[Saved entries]
:::

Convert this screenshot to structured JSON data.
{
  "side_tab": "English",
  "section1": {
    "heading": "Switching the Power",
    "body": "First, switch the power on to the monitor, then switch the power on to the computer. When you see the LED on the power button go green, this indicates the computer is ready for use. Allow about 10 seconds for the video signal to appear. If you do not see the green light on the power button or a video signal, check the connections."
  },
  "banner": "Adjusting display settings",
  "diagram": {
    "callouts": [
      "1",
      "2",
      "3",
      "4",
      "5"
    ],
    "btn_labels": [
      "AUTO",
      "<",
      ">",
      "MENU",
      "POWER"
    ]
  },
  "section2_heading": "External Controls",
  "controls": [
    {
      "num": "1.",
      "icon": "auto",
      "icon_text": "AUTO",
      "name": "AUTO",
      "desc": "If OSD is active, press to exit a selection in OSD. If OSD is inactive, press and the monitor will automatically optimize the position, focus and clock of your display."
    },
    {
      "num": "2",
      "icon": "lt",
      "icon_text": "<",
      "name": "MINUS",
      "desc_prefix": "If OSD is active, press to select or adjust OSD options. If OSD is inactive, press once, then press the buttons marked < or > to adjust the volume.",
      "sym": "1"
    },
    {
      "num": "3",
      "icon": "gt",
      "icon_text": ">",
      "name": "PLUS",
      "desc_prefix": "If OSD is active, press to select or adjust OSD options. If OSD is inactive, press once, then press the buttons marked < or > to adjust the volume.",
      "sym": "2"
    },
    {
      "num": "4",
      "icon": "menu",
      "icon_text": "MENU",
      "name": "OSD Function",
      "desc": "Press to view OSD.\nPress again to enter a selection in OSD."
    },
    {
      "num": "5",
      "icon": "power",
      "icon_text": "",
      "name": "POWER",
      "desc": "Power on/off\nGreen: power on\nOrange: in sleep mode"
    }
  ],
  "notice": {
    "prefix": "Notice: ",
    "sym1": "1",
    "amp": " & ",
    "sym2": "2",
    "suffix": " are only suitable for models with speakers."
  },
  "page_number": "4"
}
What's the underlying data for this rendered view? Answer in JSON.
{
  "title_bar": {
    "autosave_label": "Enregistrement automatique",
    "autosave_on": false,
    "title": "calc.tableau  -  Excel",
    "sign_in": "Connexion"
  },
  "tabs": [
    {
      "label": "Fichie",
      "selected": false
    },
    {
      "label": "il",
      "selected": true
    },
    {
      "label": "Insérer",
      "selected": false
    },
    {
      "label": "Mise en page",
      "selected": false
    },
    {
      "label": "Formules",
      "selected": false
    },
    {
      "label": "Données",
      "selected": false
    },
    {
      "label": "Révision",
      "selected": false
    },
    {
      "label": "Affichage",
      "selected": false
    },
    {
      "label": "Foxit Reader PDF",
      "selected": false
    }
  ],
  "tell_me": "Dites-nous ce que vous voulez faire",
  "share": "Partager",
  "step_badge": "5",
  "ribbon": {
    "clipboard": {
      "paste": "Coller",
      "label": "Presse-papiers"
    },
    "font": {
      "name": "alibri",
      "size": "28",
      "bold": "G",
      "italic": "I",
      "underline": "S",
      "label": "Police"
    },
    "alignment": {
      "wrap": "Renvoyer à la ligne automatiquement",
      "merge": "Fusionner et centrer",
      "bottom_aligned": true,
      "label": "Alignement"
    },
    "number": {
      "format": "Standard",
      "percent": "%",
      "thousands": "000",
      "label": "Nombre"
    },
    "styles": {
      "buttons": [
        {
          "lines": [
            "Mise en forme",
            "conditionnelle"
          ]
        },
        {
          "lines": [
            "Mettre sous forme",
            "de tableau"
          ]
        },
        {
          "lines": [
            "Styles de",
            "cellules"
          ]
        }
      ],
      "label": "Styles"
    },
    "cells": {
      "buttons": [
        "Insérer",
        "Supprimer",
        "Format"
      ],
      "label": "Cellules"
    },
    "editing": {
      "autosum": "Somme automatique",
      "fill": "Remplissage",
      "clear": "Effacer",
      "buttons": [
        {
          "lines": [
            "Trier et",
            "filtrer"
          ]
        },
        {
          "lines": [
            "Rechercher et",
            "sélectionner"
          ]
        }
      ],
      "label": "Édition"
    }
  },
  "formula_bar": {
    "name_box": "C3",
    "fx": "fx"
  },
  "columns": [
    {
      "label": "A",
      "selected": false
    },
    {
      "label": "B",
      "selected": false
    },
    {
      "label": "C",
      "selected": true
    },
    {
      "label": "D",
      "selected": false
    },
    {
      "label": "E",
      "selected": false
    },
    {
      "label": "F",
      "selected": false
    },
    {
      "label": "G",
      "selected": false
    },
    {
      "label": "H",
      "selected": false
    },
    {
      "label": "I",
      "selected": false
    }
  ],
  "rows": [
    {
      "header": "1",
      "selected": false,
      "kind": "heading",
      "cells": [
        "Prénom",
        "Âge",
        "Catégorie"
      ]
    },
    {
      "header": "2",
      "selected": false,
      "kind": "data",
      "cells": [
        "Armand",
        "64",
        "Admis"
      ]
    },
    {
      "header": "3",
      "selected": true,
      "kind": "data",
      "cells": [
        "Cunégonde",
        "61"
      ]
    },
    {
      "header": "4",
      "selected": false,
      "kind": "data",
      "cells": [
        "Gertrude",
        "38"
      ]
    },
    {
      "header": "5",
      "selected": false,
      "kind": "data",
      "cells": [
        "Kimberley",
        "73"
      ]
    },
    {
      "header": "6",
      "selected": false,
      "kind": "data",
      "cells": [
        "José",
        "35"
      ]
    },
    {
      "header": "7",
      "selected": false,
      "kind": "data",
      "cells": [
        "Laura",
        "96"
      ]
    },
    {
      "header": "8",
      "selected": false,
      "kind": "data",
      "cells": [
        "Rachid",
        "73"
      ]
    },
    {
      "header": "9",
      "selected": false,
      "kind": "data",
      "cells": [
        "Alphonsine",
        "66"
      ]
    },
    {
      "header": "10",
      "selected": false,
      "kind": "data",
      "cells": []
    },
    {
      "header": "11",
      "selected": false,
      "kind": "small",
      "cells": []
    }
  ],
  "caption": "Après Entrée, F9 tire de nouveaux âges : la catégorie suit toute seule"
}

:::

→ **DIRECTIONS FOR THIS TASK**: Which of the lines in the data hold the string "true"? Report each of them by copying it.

→ **EXERCISE RESPONSE**:
      "selected": true
      "bottom_aligned": true,
      "selected": true
      "selected": true,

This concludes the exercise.